PAULLINA—South O’Brien High School senior Bailey Tjossem has been awarded a prestigious scholarship that will help her on her path toward a career in special education.
The 18-year-old received the 2019 Special Education Teacher Scholarship of Iowa in recognition of her academic accomplishments, volunteerism, extracurricular activities and educational goals.
She was awarded the scholarship by the Iowa Association of School Boards during the South O’Brien High School Awards Day on Tuesday at the high school in Paullina.
Based on a number of requirements, including educational goals and academic accomplishments, the $2,000 scholarship is awarded to a graduating senior who plans to study education, with a focus on special education.
“It was a huge shock to me because I knew it was a big scholarship across Iowa, and then I couldn’t believe that me — a girl in northwest Iowa — could get a scholarship like that,” Tjossem said. “I was actually really, really surprised when I got the call.”
Tjossem was one of two students in the state to receive the scholarship. IASB executive director Lisa Bartusek presented the Paullina resident with the award.
The Special Education Teacher Scholarship was one of three scholarships that Tjossem received during the high school awards day.
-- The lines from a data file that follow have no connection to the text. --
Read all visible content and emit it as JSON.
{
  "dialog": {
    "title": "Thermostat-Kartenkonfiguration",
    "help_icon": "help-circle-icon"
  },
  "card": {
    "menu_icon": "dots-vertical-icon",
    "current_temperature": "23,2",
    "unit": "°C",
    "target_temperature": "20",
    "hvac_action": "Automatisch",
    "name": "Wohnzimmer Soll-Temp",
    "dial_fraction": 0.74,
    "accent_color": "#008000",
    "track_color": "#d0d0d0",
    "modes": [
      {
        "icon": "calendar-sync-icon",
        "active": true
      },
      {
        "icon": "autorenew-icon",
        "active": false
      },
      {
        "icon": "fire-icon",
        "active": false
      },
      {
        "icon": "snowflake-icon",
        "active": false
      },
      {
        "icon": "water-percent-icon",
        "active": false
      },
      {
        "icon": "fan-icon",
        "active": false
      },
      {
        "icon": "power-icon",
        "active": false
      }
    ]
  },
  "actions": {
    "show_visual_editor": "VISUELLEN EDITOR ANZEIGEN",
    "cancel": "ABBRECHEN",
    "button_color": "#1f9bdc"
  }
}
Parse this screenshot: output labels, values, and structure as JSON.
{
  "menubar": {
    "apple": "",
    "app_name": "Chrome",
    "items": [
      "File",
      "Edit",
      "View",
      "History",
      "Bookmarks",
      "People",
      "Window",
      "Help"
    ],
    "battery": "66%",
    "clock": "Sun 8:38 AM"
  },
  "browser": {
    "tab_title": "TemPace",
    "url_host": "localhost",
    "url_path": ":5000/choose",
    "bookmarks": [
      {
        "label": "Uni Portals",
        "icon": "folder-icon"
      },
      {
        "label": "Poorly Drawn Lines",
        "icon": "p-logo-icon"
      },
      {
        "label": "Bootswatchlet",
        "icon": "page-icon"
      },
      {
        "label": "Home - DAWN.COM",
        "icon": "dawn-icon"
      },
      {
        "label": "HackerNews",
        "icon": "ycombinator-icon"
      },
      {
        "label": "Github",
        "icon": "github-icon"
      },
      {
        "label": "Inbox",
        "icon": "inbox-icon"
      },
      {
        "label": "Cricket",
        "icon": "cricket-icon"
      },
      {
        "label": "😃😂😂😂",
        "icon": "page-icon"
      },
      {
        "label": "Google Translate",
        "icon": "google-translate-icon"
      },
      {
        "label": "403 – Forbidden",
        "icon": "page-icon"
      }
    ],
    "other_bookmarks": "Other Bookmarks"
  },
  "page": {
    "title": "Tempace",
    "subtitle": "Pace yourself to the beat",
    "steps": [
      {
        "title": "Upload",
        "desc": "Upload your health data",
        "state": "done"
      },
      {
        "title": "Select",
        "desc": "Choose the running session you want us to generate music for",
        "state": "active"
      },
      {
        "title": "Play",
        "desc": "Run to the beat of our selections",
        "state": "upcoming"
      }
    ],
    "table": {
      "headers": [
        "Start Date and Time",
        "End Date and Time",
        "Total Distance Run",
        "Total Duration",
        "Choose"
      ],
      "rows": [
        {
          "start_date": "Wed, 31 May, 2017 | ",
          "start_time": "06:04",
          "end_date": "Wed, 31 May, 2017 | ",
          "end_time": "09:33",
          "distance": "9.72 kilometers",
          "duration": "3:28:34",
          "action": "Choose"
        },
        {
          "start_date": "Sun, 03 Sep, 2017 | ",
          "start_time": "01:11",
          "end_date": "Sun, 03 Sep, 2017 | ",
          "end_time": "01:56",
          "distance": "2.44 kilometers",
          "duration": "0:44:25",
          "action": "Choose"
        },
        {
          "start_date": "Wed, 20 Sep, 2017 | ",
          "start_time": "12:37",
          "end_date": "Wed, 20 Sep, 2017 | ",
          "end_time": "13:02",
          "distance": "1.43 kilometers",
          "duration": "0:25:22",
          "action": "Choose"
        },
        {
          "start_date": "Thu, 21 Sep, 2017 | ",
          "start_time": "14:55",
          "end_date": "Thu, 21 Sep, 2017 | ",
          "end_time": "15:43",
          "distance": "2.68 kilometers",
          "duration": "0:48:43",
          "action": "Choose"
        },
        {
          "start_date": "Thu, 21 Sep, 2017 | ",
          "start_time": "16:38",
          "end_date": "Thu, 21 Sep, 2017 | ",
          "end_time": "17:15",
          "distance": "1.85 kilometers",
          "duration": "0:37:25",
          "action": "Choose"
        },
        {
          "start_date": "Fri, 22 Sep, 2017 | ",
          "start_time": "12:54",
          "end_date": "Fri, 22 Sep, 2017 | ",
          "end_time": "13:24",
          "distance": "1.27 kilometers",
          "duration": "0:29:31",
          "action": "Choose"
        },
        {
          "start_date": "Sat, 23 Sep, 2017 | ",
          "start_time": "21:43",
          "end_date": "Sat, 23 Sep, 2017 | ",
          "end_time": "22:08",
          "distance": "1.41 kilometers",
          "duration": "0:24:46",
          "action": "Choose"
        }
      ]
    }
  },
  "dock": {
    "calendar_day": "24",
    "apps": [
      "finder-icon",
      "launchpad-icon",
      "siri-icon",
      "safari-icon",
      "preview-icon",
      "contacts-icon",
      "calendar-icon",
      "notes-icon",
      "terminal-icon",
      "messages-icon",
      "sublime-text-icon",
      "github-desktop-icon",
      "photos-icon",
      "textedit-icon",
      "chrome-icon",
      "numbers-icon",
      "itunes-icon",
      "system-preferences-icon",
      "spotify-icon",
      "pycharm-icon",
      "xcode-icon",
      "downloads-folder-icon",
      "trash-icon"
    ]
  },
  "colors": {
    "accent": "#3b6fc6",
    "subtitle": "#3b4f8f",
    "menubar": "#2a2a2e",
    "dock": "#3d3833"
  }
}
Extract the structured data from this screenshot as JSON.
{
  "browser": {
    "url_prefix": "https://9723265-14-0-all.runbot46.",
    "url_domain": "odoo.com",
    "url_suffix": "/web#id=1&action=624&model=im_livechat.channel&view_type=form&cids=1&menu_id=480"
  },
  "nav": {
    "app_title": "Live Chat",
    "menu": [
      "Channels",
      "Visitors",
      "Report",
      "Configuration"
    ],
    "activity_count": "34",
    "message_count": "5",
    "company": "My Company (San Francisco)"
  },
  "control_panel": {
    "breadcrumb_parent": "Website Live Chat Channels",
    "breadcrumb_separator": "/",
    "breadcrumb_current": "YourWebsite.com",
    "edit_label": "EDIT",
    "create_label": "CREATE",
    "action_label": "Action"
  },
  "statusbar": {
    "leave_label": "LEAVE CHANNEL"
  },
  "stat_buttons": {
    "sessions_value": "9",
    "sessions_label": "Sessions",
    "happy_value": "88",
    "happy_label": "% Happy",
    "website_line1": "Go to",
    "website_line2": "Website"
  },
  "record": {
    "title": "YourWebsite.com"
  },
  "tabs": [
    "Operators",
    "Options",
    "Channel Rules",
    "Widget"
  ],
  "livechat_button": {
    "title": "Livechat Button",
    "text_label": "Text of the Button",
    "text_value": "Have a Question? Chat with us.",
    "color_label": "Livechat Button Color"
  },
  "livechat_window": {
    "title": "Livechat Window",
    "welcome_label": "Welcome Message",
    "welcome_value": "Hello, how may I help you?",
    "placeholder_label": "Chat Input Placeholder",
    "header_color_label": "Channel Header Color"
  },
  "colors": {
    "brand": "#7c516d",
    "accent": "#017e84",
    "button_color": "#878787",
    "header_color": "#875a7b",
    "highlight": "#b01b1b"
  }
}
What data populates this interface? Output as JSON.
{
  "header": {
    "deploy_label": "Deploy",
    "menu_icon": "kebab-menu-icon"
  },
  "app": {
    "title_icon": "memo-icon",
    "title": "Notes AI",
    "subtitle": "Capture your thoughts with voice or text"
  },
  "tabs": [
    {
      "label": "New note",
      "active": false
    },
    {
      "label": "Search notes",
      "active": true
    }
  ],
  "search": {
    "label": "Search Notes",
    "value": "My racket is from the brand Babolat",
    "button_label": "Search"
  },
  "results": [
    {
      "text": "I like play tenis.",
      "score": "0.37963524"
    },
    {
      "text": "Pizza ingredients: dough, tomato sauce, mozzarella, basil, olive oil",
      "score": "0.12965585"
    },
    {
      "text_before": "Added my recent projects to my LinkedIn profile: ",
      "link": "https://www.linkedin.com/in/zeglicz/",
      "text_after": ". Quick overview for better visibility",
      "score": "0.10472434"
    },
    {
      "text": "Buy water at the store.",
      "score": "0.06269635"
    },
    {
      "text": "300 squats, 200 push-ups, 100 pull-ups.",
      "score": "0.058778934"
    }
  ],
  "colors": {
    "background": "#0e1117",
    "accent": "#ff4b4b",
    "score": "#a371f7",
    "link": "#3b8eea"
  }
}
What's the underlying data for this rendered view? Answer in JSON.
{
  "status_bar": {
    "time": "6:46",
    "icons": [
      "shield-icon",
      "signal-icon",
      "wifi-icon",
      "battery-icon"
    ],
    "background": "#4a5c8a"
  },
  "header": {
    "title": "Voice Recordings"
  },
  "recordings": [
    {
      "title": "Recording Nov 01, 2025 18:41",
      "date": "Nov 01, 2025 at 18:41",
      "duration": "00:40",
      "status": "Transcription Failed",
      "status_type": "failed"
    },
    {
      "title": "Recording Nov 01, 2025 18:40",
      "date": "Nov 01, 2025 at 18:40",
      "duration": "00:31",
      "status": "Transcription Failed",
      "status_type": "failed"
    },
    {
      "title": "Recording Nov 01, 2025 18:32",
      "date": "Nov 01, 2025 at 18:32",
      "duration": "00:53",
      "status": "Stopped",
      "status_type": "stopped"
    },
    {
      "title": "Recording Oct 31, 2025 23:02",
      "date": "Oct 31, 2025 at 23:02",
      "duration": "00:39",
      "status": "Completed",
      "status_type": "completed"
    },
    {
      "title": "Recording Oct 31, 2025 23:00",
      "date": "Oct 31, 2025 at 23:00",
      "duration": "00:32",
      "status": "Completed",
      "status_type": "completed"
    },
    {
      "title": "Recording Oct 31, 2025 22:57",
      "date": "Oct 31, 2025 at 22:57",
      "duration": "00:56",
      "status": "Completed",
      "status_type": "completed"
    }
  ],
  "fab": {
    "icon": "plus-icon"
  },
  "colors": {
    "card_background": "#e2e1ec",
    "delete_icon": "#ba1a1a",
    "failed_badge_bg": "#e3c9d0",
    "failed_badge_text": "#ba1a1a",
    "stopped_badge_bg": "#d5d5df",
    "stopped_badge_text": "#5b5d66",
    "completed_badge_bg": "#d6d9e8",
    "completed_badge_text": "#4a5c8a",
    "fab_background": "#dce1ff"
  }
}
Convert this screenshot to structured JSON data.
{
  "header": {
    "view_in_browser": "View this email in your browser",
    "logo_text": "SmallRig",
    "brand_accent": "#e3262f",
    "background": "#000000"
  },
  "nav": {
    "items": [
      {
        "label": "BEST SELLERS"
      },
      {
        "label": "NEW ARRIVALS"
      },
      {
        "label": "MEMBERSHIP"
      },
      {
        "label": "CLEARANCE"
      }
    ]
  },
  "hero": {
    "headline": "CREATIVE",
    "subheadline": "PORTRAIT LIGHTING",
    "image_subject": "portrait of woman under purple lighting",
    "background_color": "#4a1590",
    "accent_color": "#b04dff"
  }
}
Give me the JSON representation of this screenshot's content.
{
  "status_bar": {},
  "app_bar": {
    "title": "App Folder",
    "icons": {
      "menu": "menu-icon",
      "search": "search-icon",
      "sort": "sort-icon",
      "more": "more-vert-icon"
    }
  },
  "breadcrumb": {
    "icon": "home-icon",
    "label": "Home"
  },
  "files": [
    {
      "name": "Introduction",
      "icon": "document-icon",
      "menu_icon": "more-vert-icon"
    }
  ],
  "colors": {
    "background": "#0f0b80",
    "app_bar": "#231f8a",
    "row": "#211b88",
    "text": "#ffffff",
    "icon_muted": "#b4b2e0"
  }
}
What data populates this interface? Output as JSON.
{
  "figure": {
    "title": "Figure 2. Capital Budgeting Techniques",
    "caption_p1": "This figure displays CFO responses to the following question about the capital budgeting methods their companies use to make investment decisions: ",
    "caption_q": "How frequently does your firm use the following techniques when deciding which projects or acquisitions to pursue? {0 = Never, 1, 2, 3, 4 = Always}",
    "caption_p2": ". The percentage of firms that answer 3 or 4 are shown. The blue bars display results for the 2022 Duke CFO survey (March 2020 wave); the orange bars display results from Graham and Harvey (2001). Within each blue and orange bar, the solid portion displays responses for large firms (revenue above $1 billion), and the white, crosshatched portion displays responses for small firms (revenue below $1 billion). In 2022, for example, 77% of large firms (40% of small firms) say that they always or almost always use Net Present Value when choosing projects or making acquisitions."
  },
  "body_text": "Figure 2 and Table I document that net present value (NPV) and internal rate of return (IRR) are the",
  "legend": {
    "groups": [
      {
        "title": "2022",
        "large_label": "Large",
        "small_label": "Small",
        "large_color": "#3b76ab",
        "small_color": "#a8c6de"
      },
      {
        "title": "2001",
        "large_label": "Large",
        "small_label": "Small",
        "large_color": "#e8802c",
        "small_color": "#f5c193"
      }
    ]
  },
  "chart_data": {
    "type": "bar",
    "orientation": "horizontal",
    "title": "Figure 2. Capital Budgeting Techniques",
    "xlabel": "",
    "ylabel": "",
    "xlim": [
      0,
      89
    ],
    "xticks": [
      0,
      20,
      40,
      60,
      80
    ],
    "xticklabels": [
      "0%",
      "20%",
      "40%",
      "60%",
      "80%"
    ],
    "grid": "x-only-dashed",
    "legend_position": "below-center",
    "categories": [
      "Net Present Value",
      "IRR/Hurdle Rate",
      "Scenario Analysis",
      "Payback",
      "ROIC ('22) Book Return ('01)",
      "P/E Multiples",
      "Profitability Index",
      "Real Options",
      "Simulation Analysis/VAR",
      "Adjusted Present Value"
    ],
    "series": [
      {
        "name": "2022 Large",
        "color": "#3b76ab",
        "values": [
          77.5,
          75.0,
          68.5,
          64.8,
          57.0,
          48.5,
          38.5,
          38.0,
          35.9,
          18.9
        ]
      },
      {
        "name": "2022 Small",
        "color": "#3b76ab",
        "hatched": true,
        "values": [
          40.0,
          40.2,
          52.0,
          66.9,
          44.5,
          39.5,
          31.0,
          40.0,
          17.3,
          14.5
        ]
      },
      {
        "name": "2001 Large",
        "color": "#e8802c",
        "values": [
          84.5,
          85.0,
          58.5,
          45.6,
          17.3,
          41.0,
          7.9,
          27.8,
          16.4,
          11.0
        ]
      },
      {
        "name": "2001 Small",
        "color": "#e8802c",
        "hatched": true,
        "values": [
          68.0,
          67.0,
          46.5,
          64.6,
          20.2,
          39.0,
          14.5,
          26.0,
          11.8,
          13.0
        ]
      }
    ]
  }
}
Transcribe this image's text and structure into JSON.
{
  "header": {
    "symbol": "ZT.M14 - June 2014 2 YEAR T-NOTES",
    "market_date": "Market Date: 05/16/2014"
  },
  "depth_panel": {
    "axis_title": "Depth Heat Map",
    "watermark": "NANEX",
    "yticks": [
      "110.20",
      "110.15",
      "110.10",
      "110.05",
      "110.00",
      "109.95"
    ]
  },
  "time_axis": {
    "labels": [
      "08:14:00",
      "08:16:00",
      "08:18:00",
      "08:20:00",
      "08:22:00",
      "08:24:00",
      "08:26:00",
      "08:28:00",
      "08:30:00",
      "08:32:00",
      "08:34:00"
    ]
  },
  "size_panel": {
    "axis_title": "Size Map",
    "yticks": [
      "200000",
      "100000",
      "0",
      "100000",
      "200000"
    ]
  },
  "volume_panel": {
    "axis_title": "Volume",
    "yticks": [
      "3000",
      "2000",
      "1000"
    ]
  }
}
Tjossem has received academic awards, academic letters and athletic letters throughout her high school career. She has been actively involved in extracurricular activities, including student council, softball and volleyball.
Coming into her senior year, she had her sights set on a career in elementary education. It was not until she began volunteering at South O’Brien Elementary in Primghar at the beginning of the school year that special education became her passion.
“I had done a job shadow in the elementary education classroom and I thought that I would give it a shot to go to the special education classroom instead and see if I was more into that, and I just fell in love with it right away,” Tjossem said.
“I just really fell in love with being there,” she said. “The kids are always ready to learn new things and they just want some help. I want to be a person that can help them along their way and give them a successful future.”
Volunteering and spending time with special education students at the elementary school has made a significant difference in her life.
“I have developed a passion to help children with disabilities,” Tjossem said. “I will be the one person in their lives that has the attitude that they can accomplish anything they set their minds to — no matter how big or small.”
She spent two-three hours a day volunteering at the elementary school. Her last day of volunteering was Thursday.
“That’s really hard because I’ve gotten close with all those kids and they look forward to me coming every day,” Tjossem said. “It’s hard to see them go because I’d rather just spend every single day there if I could.”
She plans to attend Morningside College in Sioux City, where she will double major in elementary education and special education, and hopes to maintain a 3.5 grade-point average or higher throughout college.
As part of her practicum, Tjossem will be spending time in special education classrooms around Sioux City.
“After college, I would love to be a special education teacher in a small district,” Tjossem said. “I want to make a difference in each of my students’ lives by being a positive leader and someone they can trust.”
This story was published in the May 18 issue of The South O'Brien Sun.